The end is nigh for one of the federal government’s most popular and well-used insurance plans. The Consolidated Omnibus Budget Reconciliation Act, more famously known as COBRA, will no longer be subsidized by the government beginning next week. The demise of the subsidy, which has provided insurance coverage to millions of unemployed citizens throughout the nation by lowering the cost of COBRA, has been met with little fanfare. After the subsidy ends, the options for those unable to afford conventional insurance coverage will become slimmer.
Despite being designed to help the unemployed obtain health insurance, COBRA is a massively expensive program for both the government and consumers. Without the subsidy, the costs of the program will only grow, putting immense strain on consumers who already had trouble affording the coverage. The Kaiser Family Foundation has expressed concern over the issue, stating that many families may be going without health insurance simply because they can no longer afford it.

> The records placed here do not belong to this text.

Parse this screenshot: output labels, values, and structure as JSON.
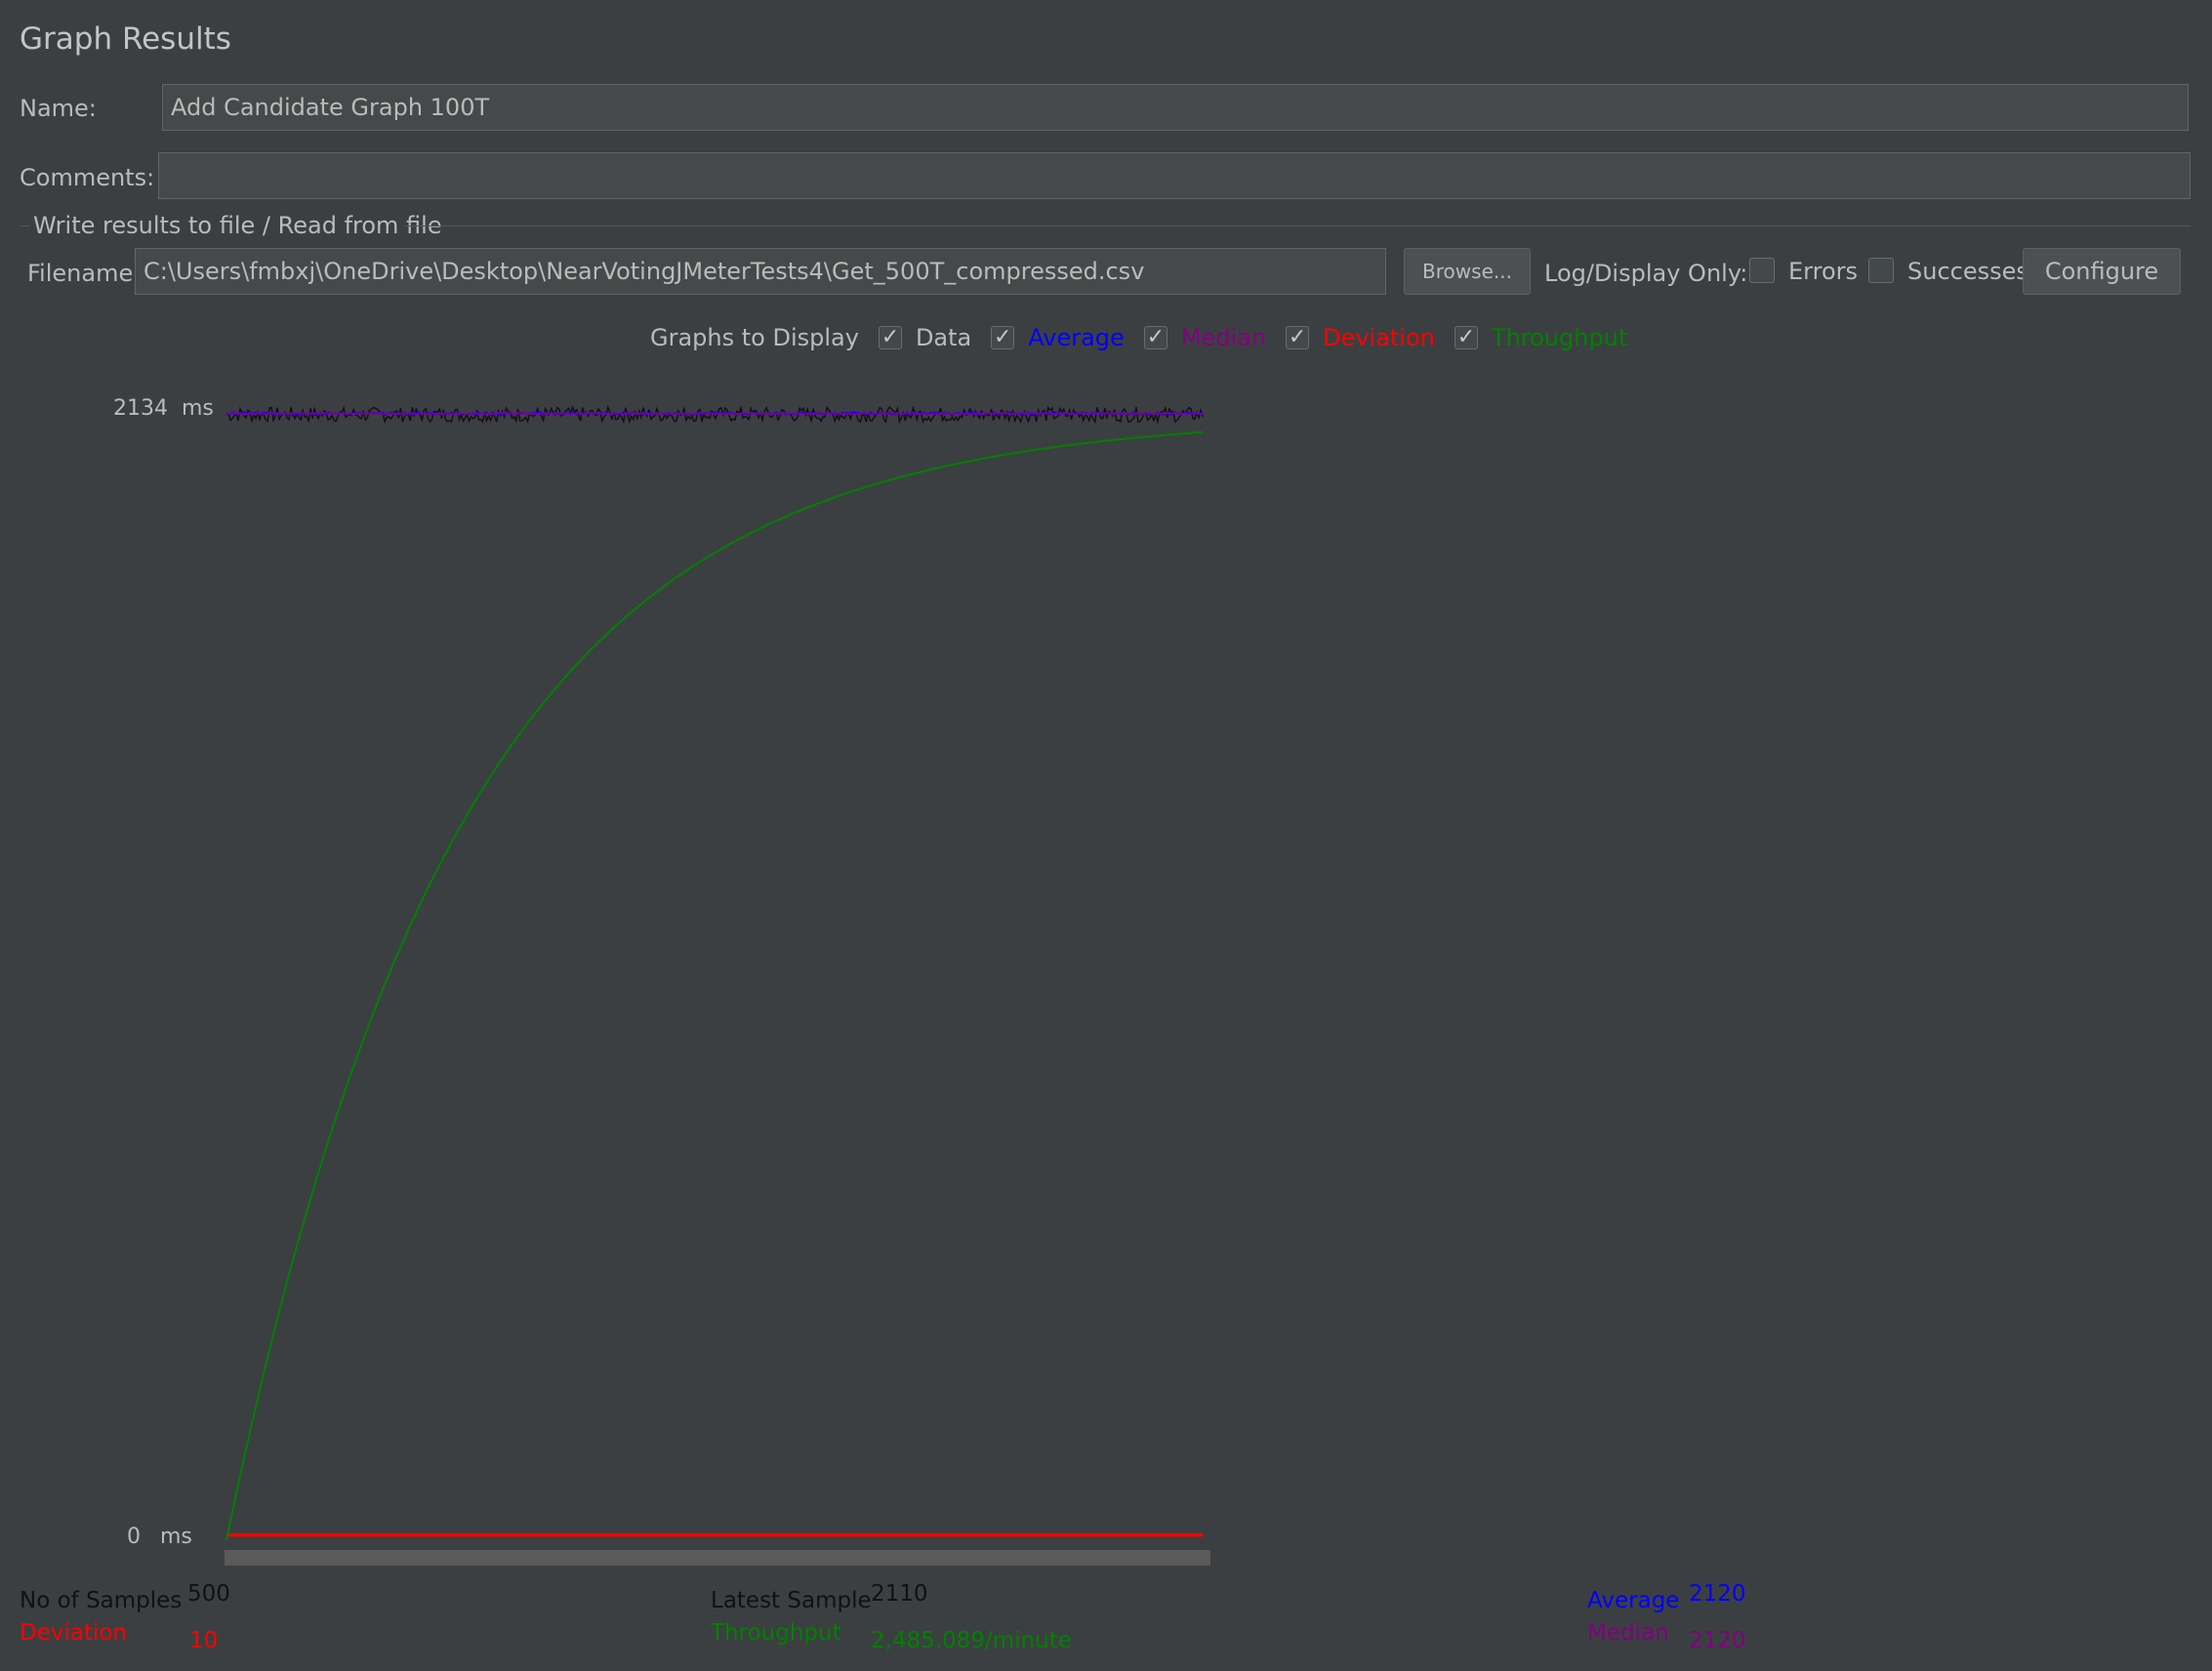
{
  "panel": {
    "title": "Graph Results"
  },
  "name_row": {
    "label": "Name:",
    "value": "Add Candidate Graph 100T"
  },
  "comments_row": {
    "label": "Comments:",
    "value": ""
  },
  "file_section": {
    "legend": "Write results to file / Read from file",
    "filename_label": "Filename",
    "filename_value": "C:\\Users\\fmbxj\\OneDrive\\Desktop\\NearVotingJMeterTests4\\Get_500T_compressed.csv",
    "browse_label": "Browse...",
    "log_display_label": "Log/Display Only:",
    "errors_label": "Errors",
    "errors_checked": false,
    "successes_label": "Successes",
    "successes_checked": false,
    "configure_label": "Configure"
  },
  "graphs_to_display": {
    "label": "Graphs to Display",
    "options": [
      {
        "label": "Data",
        "checked": true,
        "color": "#111111"
      },
      {
        "label": "Average",
        "checked": true,
        "color": "#0000ff"
      },
      {
        "label": "Median",
        "checked": true,
        "color": "#800080"
      },
      {
        "label": "Deviation",
        "checked": true,
        "color": "#ff0000"
      },
      {
        "label": "Throughput",
        "checked": true,
        "color": "#008000"
      }
    ]
  },
  "check_glyph": "✓",
  "axis": {
    "max_label": "2134",
    "min_label": "0",
    "unit": "ms"
  },
  "chart_data": {
    "type": "line",
    "ylim": [
      0,
      2134
    ],
    "y_unit": "ms",
    "x_samples": 500,
    "series": [
      {
        "name": "Data",
        "color": "#111111",
        "level": 2118,
        "noise": 14
      },
      {
        "name": "Average",
        "color": "#0000ff",
        "level": 2120,
        "noise": 2
      },
      {
        "name": "Median",
        "color": "#800080",
        "level": 2120,
        "noise": 1
      },
      {
        "name": "Deviation",
        "color": "#ff0000",
        "level": 10,
        "noise": 0
      },
      {
        "name": "Throughput",
        "color": "#008000",
        "end_value": 2085,
        "curve": "saturating"
      }
    ]
  },
  "stats": {
    "samples_label": "No of Samples",
    "samples_value": "500",
    "latest_label": "Latest Sample",
    "latest_value": "2110",
    "average_label": "Average",
    "average_value": "2120",
    "deviation_label": "Deviation",
    "deviation_value": "10",
    "throughput_label": "Throughput",
    "throughput_value": "2,485.089/minute",
    "median_label": "Median",
    "median_value": "2120"
  }
}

As individuals and groups drop out of the program, COBRA will no longer be self-sustaining. The fate of the program lies with Congress, who will determine whether the program can continue without federal support or if it will be allowed to dissolve. Thus far, legislators have shown little interest in backing COBRA mostly because of the coming of health insurance exchanges that would have made the program obsolete. However, the unemployed will still not be able to afford coverage through exchanges and will be left without any insurance, which would put them in violation of federal law.